START EXERCISE DATA

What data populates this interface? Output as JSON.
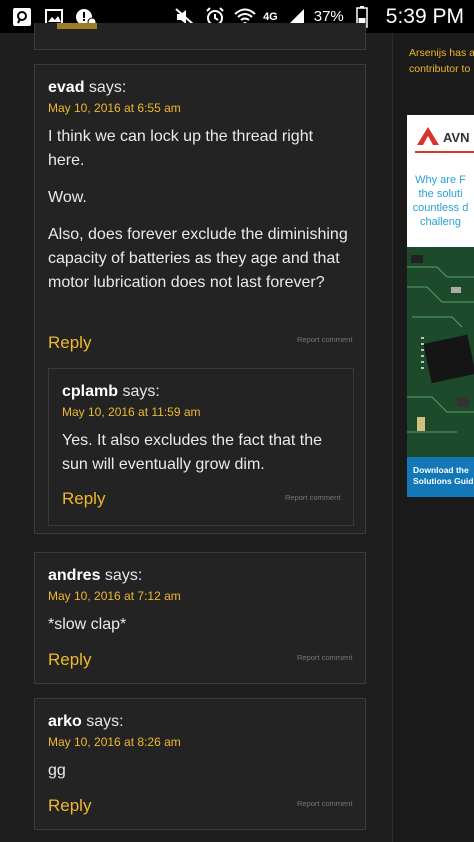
{
  "status_bar": {
    "battery_percent": "37%",
    "time": "5:39 PM",
    "network": "4G",
    "icons": [
      "search-icon",
      "image-icon",
      "alert-icon",
      "mute-icon",
      "alarm-icon",
      "wifi-icon",
      "signal-icon",
      "battery-icon"
    ]
  },
  "comments": [
    {
      "author": "evad",
      "says": "says:",
      "date": "May 10, 2016 at 6:55 am",
      "paragraphs": [
        "I think we can lock up the thread right here.",
        "Wow.",
        "Also, does forever exclude the diminishing capacity of batteries as they age and that motor lubrication does not last forever?"
      ],
      "reply": "Reply",
      "report": "Report comment"
    },
    {
      "author": "cplamb",
      "says": "says:",
      "date": "May 10, 2016 at 11:59 am",
      "paragraphs": [
        "Yes. It also excludes the fact that the sun will eventually grow dim."
      ],
      "reply": "Reply",
      "report": "Report comment"
    },
    {
      "author": "andres",
      "says": "says:",
      "date": "May 10, 2016 at 7:12 am",
      "paragraphs": [
        "*slow clap*"
      ],
      "reply": "Reply",
      "report": "Report comment"
    },
    {
      "author": "arko",
      "says": "says:",
      "date": "May 10, 2016 at 8:26 am",
      "paragraphs": [
        "gg"
      ],
      "reply": "Reply",
      "report": "Report comment"
    }
  ],
  "sidebar": {
    "line1": "Arsenijs has a",
    "line2": "contributor to",
    "ad": {
      "brand": "AVN",
      "headline_lines": [
        "Why are F",
        "the soluti",
        "countless d",
        "challeng"
      ],
      "cta_lines": [
        "Download the",
        "Solutions Guid"
      ]
    }
  },
  "colors": {
    "accent": "#f0b92c",
    "background": "#1e1e1e",
    "card": "#232323",
    "border": "#3a3a3a"
  }
}
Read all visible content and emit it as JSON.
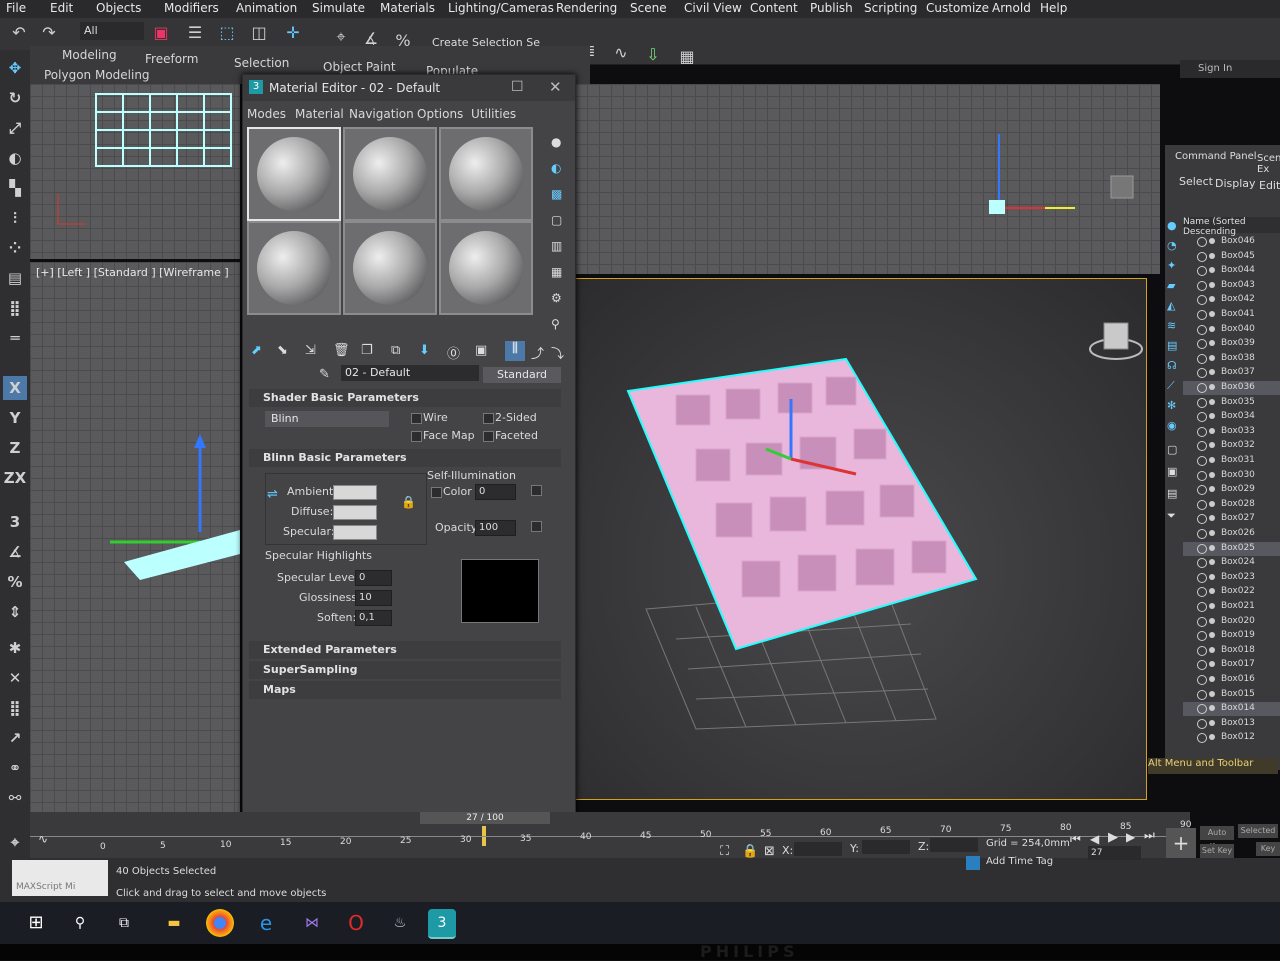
{
  "menu": [
    "File",
    "Edit",
    "Objects",
    "Modifiers",
    "Animation",
    "Simulate",
    "Materials",
    "Lighting/Cameras",
    "Rendering",
    "Scene",
    "Civil View",
    "Content",
    "Publish",
    "Scripting",
    "Customize",
    "Arnold",
    "Help"
  ],
  "toolbar": {
    "filter_value": "All",
    "selection_set": "Create Selection Se",
    "sign_in": "Sign In"
  },
  "ribbon": {
    "tabs": [
      "Modeling",
      "Freeform",
      "Selection",
      "Object Paint",
      "Populate"
    ],
    "subtitle": "Polygon Modeling"
  },
  "left_tools": [
    "X",
    "Y",
    "Z",
    "ZX"
  ],
  "viewports": {
    "left_label": "[+] [Left ] [Standard ] [Wireframe ]"
  },
  "material_editor": {
    "title": "Material Editor - 02 - Default",
    "menu": [
      "Modes",
      "Material",
      "Navigation",
      "Options",
      "Utilities"
    ],
    "material_name": "02 - Default",
    "material_type": "Standard",
    "rollouts": {
      "shader_basic": "Shader Basic Parameters",
      "blinn_basic": "Blinn Basic Parameters",
      "extended": "Extended Parameters",
      "supersampling": "SuperSampling",
      "maps": "Maps"
    },
    "shader": {
      "value": "Blinn",
      "wire": "Wire",
      "two_sided": "2-Sided",
      "face_map": "Face Map",
      "faceted": "Faceted"
    },
    "blinn": {
      "ambient": "Ambient:",
      "diffuse": "Diffuse:",
      "specular": "Specular:",
      "self_illumination": "Self-Illumination",
      "color_label": "Color",
      "color_value": "0",
      "opacity_label": "Opacity:",
      "opacity_value": "100",
      "specular_highlights": "Specular Highlights",
      "specular_level_label": "Specular Level:",
      "specular_level_value": "0",
      "glossiness_label": "Glossiness:",
      "glossiness_value": "10",
      "soften_label": "Soften:",
      "soften_value": "0,1"
    }
  },
  "command_panel": {
    "title": "Command Panel",
    "scene_tab": "Scene Ex",
    "tabs": [
      "Select",
      "Display",
      "Edit"
    ],
    "column_header": "Name (Sorted Descending",
    "objects": [
      "Box046",
      "Box045",
      "Box044",
      "Box043",
      "Box042",
      "Box041",
      "Box040",
      "Box039",
      "Box038",
      "Box037",
      "Box036",
      "Box035",
      "Box034",
      "Box033",
      "Box032",
      "Box031",
      "Box030",
      "Box029",
      "Box028",
      "Box027",
      "Box026",
      "Box025",
      "Box024",
      "Box023",
      "Box022",
      "Box021",
      "Box020",
      "Box019",
      "Box018",
      "Box017",
      "Box016",
      "Box015",
      "Box014",
      "Box013",
      "Box012"
    ],
    "footer": "Alt Menu and Toolbar"
  },
  "timeline": {
    "frame_display": "27 / 100",
    "ticks": [
      "0",
      "5",
      "10",
      "15",
      "20",
      "25",
      "30",
      "35",
      "40",
      "45",
      "50",
      "55",
      "60",
      "65",
      "70",
      "75",
      "80",
      "85",
      "90"
    ]
  },
  "status": {
    "selected": "40 Objects Selected",
    "hint": "Click and drag to select and move objects",
    "maxscript": "MAXScript Mi",
    "x_label": "X:",
    "y_label": "Y:",
    "z_label": "Z:",
    "grid": "Grid = 254,0mm",
    "add_time_tag": "Add Time Tag",
    "current_frame": "27",
    "auto_key": "Auto Key",
    "selected_btn": "Selected",
    "set_key": "Set Key",
    "key": "Key"
  },
  "taskbar": {
    "icons": [
      "windows-icon",
      "search-icon",
      "task-view-icon",
      "chrome-icon",
      "edge-icon",
      "visual-studio-icon",
      "opera-icon",
      "steam-icon",
      "3dsmax-icon"
    ]
  },
  "monitor_brand": "PHILIPS"
}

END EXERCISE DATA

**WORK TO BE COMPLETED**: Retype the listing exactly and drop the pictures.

**RESULT BELOW**:
What data populates this interface? Output as JSON.
{
  "status_bar": {
    "battery_percent": "37%",
    "time": "5:39 PM",
    "network": "4G",
    "icons": [
      "search-icon",
      "image-icon",
      "alert-icon",
      "mute-icon",
      "alarm-icon",
      "wifi-icon",
      "signal-icon",
      "battery-icon"
    ]
  },
  "comments": [
    {
      "author": "evad",
      "says": "says:",
      "date": "May 10, 2016 at 6:55 am",
      "paragraphs": [
        "I think we can lock up the thread right here.",
        "Wow.",
        "Also, does forever exclude the diminishing capacity of batteries as they age and that motor lubrication does not last forever?"
      ],
      "reply": "Reply",
      "report": "Report comment"
    },
    {
      "author": "cplamb",
      "says": "says:",
      "date": "May 10, 2016 at 11:59 am",
      "paragraphs": [
        "Yes. It also excludes the fact that the sun will eventually grow dim."
      ],
      "reply": "Reply",
      "report": "Report comment"
    },
    {
      "author": "andres",
      "says": "says:",
      "date": "May 10, 2016 at 7:12 am",
      "paragraphs": [
        "*slow clap*"
      ],
      "reply": "Reply",
      "report": "Report comment"
    },
    {
      "author": "arko",
      "says": "says:",
      "date": "May 10, 2016 at 8:26 am",
      "paragraphs": [
        "gg"
      ],
      "reply": "Reply",
      "report": "Report comment"
    }
  ],
  "sidebar": {
    "line1": "Arsenijs has a",
    "line2": "contributor to",
    "ad": {
      "brand": "AVN",
      "headline_lines": [
        "Why are F",
        "the soluti",
        "countless d",
        "challeng"
      ],
      "cta_lines": [
        "Download the",
        "Solutions Guid"
      ]
    }
  },
  "colors": {
    "accent": "#f0b92c",
    "background": "#1e1e1e",
    "card": "#232323",
    "border": "#3a3a3a"
  }
}
Read all visible content and emit it as JSON.
{
  "menu": [
    "File",
    "Edit",
    "Objects",
    "Modifiers",
    "Animation",
    "Simulate",
    "Materials",
    "Lighting/Cameras",
    "Rendering",
    "Scene",
    "Civil View",
    "Content",
    "Publish",
    "Scripting",
    "Customize",
    "Arnold",
    "Help"
  ],
  "toolbar": {
    "filter_value": "All",
    "selection_set": "Create Selection Se",
    "sign_in": "Sign In"
  },
  "ribbon": {
    "tabs": [
      "Modeling",
      "Freeform",
      "Selection",
      "Object Paint",
      "Populate"
    ],
    "subtitle": "Polygon Modeling"
  },
  "left_tools": [
    "X",
    "Y",
    "Z",
    "ZX"
  ],
  "viewports": {
    "left_label": "[+] [Left ] [Standard ] [Wireframe ]"
  },
  "material_editor": {
    "title": "Material Editor - 02 - Default",
    "menu": [
      "Modes",
      "Material",
      "Navigation",
      "Options",
      "Utilities"
    ],
    "material_name": "02 - Default",
    "material_type": "Standard",
    "rollouts": {
      "shader_basic": "Shader Basic Parameters",
      "blinn_basic": "Blinn Basic Parameters",
      "extended": "Extended Parameters",
      "supersampling": "SuperSampling",
      "maps": "Maps"
    },
    "shader": {
      "value": "Blinn",
      "wire": "Wire",
      "two_sided": "2-Sided",
      "face_map": "Face Map",
      "faceted": "Faceted"
    },
    "blinn": {
      "ambient": "Ambient:",
      "diffuse": "Diffuse:",
      "specular": "Specular:",
      "self_illumination": "Self-Illumination",
      "color_label": "Color",
      "color_value": "0",
      "opacity_label": "Opacity:",
      "opacity_value": "100",
      "specular_highlights": "Specular Highlights",
      "specular_level_label": "Specular Level:",
      "specular_level_value": "0",
      "glossiness_label": "Glossiness:",
      "glossiness_value": "10",
      "soften_label": "Soften:",
      "soften_value": "0,1"
    }
  },
  "command_panel": {
    "title": "Command Panel",
    "scene_tab": "Scene Ex",
    "tabs": [
      "Select",
      "Display",
      "Edit"
    ],
    "column_header": "Name (Sorted Descending",
    "objects": [
      "Box046",
      "Box045",
      "Box044",
      "Box043",
      "Box042",
      "Box041",
      "Box040",
      "Box039",
      "Box038",
      "Box037",
      "Box036",
      "Box035",
      "Box034",
      "Box033",
      "Box032",
      "Box031",
      "Box030",
      "Box029",
      "Box028",
      "Box027",
      "Box026",
      "Box025",
      "Box024",
      "Box023",
      "Box022",
      "Box021",
      "Box020",
      "Box019",
      "Box018",
      "Box017",
      "Box016",
      "Box015",
      "Box014",
      "Box013",
      "Box012"
    ],
    "footer": "Alt Menu and Toolbar"
  },
  "timeline": {
    "frame_display": "27 / 100",
    "ticks": [
      "0",
      "5",
      "10",
      "15",
      "20",
      "25",
      "30",
      "35",
      "40",
      "45",
      "50",
      "55",
      "60",
      "65",
      "70",
      "75",
      "80",
      "85",
      "90"
    ]
  },
  "status": {
    "selected": "40 Objects Selected",
    "hint": "Click and drag to select and move objects",
    "maxscript": "MAXScript Mi",
    "x_label": "X:",
    "y_label": "Y:",
    "z_label": "Z:",
    "grid": "Grid = 254,0mm",
    "add_time_tag": "Add Time Tag",
    "current_frame": "27",
    "auto_key": "Auto Key",
    "selected_btn": "Selected",
    "set_key": "Set Key",
    "key": "Key"
  },
  "taskbar": {
    "icons": [
      "windows-icon",
      "search-icon",
      "task-view-icon",
      "chrome-icon",
      "edge-icon",
      "visual-studio-icon",
      "opera-icon",
      "steam-icon",
      "3dsmax-icon"
    ]
  },
  "monitor_brand": "PHILIPS"
}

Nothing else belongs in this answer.